=== Work instruction ===
Select from the records below every line that has the word "this" in it.

[Data about app and page elements]

============================================================

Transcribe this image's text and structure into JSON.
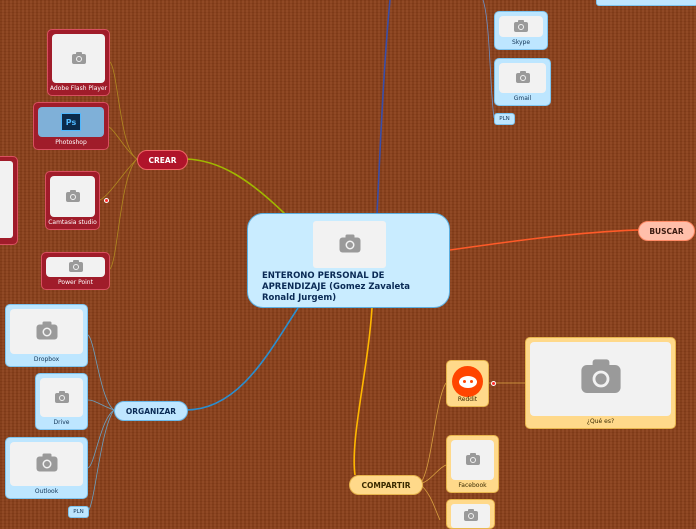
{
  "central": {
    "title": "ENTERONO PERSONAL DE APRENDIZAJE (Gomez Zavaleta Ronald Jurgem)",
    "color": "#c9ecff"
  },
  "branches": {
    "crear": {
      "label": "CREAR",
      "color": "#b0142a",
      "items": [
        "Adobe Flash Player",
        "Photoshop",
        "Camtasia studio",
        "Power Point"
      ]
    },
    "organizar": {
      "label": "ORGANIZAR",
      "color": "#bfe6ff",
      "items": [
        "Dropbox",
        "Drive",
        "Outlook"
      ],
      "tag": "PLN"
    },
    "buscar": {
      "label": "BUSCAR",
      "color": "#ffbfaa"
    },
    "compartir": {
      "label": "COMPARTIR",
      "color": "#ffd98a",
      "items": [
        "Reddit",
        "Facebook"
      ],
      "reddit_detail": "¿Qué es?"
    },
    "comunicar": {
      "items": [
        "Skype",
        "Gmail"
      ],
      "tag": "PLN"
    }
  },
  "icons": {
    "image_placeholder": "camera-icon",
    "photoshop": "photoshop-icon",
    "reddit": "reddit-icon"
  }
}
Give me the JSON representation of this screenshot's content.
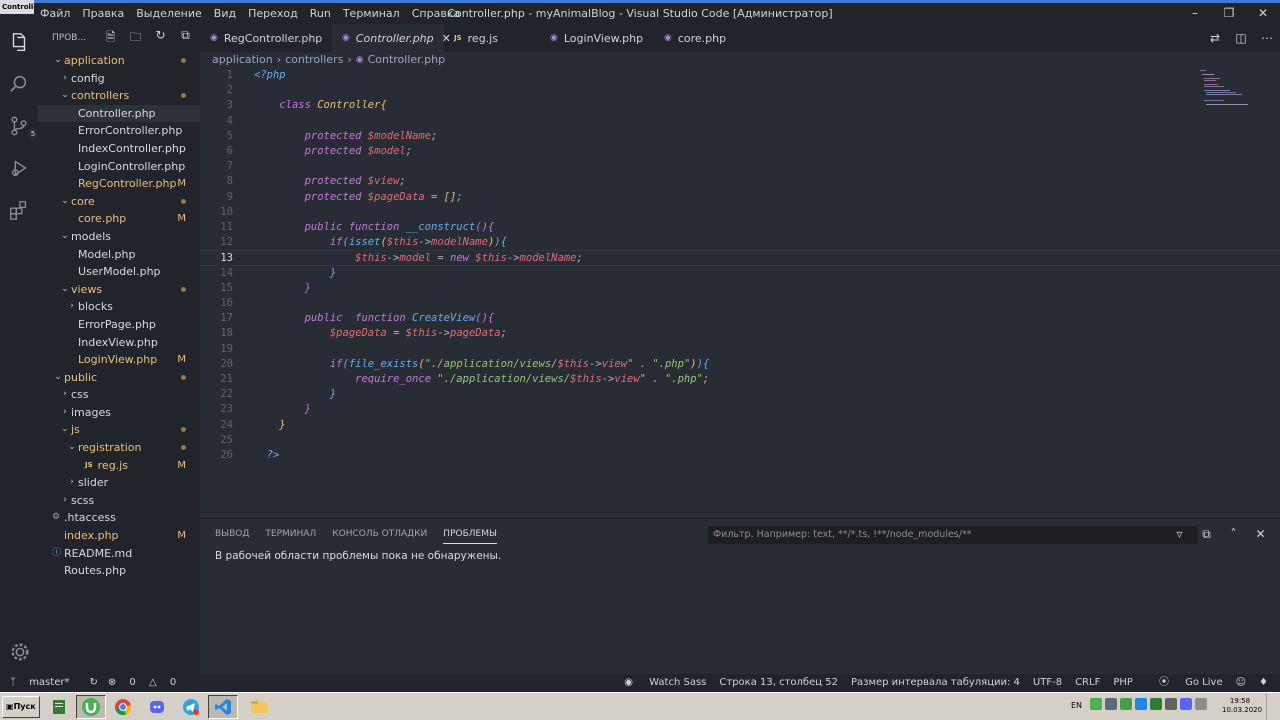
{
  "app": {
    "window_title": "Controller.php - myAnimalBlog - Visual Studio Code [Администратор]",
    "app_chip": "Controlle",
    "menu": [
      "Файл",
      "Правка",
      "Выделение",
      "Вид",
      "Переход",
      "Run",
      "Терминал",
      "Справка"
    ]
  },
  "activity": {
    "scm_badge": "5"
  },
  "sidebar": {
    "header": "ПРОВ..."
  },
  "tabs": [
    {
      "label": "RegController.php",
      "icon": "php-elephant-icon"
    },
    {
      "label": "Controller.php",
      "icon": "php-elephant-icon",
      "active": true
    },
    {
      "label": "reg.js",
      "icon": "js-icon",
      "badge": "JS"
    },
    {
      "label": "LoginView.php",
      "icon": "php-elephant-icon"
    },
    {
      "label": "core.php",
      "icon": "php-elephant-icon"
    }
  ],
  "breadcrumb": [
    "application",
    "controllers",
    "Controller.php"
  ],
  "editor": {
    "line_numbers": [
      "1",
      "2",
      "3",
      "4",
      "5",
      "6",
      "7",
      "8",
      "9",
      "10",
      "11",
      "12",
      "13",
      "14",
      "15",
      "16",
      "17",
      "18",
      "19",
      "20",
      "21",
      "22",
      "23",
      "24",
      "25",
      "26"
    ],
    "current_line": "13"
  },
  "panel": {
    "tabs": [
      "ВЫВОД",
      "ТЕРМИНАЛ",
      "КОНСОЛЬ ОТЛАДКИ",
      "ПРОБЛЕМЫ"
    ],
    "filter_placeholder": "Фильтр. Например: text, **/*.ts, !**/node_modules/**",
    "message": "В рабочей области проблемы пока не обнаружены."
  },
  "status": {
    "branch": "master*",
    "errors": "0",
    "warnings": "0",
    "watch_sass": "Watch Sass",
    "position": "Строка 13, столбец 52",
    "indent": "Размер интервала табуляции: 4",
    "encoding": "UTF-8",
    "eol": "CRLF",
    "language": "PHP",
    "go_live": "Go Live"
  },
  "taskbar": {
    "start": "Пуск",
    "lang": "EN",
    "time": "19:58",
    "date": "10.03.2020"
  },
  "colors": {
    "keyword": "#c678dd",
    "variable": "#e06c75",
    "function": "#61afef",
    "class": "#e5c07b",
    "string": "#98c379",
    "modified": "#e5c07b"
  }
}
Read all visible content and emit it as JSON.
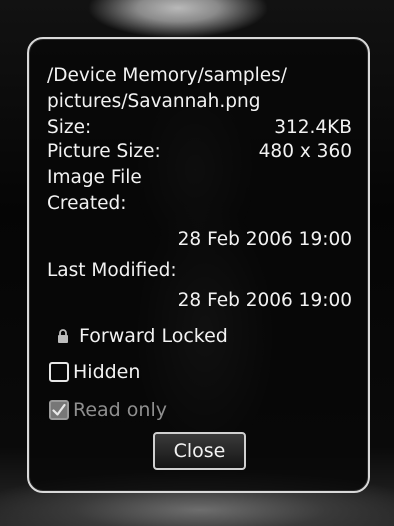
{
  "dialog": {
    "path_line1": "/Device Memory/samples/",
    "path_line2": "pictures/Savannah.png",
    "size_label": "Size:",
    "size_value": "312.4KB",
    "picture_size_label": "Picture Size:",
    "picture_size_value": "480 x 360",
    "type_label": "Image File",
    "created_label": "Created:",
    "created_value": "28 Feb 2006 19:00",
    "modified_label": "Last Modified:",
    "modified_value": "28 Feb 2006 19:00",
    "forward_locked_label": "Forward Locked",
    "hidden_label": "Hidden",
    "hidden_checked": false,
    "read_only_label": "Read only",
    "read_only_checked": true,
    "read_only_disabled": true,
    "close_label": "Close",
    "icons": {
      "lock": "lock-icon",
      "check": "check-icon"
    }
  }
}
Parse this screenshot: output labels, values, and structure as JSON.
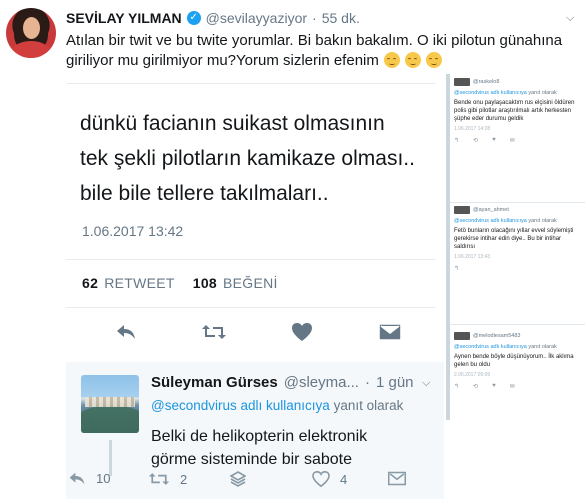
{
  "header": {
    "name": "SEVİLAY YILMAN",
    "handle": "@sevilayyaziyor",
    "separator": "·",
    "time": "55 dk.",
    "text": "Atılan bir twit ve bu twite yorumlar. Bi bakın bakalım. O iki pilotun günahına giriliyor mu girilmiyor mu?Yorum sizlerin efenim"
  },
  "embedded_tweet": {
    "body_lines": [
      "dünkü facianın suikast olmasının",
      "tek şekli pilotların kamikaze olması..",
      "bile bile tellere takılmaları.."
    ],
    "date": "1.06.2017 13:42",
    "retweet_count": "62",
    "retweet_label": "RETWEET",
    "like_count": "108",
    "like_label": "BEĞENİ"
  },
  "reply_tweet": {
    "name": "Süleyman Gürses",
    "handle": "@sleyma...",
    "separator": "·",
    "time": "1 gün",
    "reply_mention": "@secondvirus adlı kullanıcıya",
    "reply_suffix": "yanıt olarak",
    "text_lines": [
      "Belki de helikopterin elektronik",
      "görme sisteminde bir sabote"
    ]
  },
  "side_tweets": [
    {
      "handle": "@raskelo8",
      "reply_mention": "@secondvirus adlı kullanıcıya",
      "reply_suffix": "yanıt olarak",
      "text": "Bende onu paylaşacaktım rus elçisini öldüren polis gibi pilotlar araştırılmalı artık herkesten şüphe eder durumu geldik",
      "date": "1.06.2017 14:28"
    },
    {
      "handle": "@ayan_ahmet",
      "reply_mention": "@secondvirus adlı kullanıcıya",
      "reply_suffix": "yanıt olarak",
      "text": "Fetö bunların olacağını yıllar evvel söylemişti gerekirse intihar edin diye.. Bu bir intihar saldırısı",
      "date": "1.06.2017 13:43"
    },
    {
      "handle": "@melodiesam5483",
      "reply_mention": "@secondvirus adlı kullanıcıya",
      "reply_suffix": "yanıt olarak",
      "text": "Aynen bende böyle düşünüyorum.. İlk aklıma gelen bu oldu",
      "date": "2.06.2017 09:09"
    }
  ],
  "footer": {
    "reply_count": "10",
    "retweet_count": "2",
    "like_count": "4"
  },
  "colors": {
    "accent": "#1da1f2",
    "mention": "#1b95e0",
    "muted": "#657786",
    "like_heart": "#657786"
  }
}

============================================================

=== Output below ===
Transcribe this image's text and structure into JSON.
Give me the JSON representation of this screenshot's content.
Parse this screenshot: output labels, values, and structure as JSON.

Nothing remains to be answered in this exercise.